The cherry on top of our coverage reports is the high-level index page, listing all the packages and summing the scores across packages. At this point, I’d had it with SQL and XSLT, and fell back on my trusty Java knowledge. I created a class that reads all the HTML files spit out by the XSL transformation, greps out the total score from the report, sums them up, and generates an HTML file with all totals, plus links to the individual source file reports.

Example report index page

Example report index page

Tying all this together is a Maven project which compiles the Java class, and packages it up with an Ant project containing all the scripts, images, stylesheets and so on needed to generate the reports. Unfortunately, the harness doesn’t automate the Oracle part of the report generation, but once the XML has been exported to files, a single call to “ant” is enough to generate the HTML reports.


It sounds like a lot of work, but we were able to create the initial reports in a couple of days, part-time. The project came together really by accident as a thought experiment that unexpectedly worked. For that, we owe our thanks to Oracle for providing so many out-of-the-box tools and features, to Cobertura for providing an excellent example of coverage reporting for Java, and to Scott Ambler for throwing down the gauntlet in the first place.

Although this tool may seem trivial at first glance, it turns out we now have our hands on something quite valuable. The profiling can be enabled for analysis at any time, and with OracleTC, we can quickly report on the results. While it was created with our automated unit test suite in mind, it is by no means limited to this. For example, we have a type of exercize that we call a “blitz test”, in which we try to simulate realistic production situations. The test entails running some automated scripts while anywhere from 5 to 20 people simultaneously log in to the system and begin executing a variety of test scripts based on different user profiles. With OracleTC, we are able to show afterwards just how much of our PL/SQL was executed during the blitz, allowing us to identify gaps and better focus our tests. You could also conceivably enable this profiling in production for a period of time in order to try and identify functionality that isn’t being used by customers, although I wouldn’t do this if your system is sensitive to performance impacts.

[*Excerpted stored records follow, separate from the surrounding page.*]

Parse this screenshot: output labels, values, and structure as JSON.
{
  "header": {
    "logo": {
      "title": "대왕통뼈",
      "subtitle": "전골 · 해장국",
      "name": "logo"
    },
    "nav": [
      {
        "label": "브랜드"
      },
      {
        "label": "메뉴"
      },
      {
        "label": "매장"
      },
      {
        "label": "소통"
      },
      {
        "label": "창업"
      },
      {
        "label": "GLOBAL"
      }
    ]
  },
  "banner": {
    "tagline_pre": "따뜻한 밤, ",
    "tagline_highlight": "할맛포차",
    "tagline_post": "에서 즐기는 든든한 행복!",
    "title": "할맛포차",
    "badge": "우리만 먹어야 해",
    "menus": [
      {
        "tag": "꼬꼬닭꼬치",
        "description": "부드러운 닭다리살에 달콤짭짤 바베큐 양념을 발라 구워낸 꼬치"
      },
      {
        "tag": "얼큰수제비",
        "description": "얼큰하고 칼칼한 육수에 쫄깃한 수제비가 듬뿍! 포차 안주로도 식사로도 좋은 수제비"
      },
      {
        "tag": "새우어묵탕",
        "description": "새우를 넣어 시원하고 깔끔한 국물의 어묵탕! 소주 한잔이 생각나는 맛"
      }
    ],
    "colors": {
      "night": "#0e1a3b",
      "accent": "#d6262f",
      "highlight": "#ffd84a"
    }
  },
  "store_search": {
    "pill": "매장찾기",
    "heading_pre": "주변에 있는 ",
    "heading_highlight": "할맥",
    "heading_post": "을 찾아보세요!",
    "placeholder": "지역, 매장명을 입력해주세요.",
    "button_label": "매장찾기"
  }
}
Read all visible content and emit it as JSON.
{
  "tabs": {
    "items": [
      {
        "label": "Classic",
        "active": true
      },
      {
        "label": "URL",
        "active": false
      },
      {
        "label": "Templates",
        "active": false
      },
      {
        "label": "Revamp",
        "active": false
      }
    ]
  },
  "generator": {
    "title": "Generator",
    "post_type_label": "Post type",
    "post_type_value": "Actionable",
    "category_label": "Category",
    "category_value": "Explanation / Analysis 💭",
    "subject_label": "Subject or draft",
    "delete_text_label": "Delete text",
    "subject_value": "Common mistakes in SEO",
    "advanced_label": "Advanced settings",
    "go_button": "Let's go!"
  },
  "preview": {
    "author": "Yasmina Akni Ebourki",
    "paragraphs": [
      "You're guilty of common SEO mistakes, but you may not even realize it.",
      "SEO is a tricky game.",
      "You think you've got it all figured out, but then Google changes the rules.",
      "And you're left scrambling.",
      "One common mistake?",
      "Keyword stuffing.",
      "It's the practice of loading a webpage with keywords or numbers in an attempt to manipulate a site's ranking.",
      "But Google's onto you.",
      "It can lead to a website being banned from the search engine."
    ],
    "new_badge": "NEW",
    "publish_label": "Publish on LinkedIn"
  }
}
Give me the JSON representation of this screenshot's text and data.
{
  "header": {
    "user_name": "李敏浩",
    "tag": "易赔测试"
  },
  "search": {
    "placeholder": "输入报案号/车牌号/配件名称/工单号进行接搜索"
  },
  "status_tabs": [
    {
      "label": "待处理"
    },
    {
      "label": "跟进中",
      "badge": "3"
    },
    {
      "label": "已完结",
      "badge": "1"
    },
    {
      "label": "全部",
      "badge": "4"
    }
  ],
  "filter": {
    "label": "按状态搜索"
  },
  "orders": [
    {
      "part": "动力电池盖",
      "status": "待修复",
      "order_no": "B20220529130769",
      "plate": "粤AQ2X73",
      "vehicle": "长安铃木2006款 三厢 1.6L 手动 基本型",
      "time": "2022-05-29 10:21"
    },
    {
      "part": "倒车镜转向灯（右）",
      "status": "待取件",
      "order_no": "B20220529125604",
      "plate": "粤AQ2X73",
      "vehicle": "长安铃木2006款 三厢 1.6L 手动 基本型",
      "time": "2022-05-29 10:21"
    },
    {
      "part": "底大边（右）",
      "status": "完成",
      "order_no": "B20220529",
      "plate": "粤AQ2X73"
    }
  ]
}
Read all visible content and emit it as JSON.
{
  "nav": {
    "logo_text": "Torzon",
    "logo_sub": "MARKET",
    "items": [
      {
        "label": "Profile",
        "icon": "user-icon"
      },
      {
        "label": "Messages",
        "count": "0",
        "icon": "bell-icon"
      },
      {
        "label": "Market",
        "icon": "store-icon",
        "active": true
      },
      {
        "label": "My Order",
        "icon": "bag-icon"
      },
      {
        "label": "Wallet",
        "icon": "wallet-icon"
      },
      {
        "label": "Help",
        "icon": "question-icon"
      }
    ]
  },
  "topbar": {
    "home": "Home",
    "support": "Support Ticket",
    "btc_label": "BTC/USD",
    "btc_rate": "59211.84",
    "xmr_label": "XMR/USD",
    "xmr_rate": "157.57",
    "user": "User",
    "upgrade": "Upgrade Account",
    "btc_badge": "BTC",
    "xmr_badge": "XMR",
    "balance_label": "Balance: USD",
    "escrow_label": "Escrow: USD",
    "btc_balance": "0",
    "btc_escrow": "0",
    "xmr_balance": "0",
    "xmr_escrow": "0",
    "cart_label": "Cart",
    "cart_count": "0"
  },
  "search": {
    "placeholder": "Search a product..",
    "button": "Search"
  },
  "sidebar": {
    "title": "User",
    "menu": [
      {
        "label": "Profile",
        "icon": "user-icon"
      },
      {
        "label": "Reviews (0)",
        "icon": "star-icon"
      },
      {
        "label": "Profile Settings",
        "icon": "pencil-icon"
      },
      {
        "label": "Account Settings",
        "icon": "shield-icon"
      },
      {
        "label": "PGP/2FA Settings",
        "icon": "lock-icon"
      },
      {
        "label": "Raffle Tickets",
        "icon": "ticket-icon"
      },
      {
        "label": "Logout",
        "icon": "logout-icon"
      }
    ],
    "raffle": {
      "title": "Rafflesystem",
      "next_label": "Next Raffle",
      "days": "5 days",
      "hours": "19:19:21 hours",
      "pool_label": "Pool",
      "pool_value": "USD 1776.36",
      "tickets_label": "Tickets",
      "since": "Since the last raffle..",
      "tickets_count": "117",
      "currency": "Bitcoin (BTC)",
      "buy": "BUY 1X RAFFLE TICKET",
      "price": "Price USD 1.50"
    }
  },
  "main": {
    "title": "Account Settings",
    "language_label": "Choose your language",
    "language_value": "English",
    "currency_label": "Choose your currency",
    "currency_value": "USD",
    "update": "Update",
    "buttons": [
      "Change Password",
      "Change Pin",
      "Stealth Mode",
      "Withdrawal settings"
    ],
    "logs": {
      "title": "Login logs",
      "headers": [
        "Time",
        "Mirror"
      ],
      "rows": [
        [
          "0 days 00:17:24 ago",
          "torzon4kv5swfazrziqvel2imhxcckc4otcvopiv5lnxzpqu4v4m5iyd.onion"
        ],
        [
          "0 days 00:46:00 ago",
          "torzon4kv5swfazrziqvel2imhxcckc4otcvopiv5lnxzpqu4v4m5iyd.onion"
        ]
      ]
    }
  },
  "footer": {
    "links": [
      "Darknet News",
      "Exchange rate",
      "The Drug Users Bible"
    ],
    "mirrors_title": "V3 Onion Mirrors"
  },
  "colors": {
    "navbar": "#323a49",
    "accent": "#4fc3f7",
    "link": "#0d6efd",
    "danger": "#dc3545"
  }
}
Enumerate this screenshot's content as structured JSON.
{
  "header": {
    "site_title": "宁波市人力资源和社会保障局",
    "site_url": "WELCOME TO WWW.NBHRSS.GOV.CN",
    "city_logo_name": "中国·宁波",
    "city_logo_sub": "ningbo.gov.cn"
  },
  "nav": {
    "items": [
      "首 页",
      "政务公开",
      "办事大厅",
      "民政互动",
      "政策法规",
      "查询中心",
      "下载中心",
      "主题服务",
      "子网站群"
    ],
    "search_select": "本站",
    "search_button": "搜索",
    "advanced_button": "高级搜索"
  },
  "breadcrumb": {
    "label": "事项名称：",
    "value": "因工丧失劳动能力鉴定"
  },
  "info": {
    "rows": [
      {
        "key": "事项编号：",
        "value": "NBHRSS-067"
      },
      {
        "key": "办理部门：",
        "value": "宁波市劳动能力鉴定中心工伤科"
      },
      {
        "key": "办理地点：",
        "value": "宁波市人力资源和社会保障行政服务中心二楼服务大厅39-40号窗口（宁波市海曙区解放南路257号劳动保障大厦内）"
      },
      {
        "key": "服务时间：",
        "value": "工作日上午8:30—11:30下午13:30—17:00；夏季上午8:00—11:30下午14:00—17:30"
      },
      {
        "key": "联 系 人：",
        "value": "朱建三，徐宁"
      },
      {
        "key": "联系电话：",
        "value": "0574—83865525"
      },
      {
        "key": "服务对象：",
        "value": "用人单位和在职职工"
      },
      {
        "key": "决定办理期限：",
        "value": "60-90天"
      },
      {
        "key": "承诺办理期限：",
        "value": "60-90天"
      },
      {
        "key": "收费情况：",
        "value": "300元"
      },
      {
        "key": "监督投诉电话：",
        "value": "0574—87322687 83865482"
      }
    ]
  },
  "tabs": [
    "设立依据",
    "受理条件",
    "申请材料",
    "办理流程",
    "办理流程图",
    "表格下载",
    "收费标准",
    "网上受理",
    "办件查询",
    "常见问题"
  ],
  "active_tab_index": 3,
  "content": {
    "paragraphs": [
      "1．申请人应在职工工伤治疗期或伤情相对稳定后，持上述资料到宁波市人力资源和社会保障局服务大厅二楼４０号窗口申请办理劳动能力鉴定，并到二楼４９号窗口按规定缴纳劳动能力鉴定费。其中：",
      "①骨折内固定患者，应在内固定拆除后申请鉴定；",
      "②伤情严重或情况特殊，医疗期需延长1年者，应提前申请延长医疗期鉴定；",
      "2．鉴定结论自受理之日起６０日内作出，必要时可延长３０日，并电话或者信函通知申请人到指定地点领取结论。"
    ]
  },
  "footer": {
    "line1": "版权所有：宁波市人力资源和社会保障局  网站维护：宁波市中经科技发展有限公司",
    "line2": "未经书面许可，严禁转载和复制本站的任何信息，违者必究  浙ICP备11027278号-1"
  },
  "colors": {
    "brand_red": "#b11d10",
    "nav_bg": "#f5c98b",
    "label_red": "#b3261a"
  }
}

I hope you find this information useful and that some of you are encouraged to try this out for yourselves. I tried to provide enough information to give you a big head start, but this article is already too big for a typical blog post, and couldn’t show you everything. Rather than leave you hanging by breaking this up into multiple posts, I did my best to be brief when possible. My hope is that I’ll have the time (and the permission) to open source the code that we have, and provide adequate documentation. Maybe if enough of you show support, it’ll help get the ball rolling. In the meantime, if anyone out there needs a hand, drop me a line (either reply here, or use the email address in the About page) and let me know. But if you are writing to tell me that Oracle (once again) already has a tool that does this, please be gentle!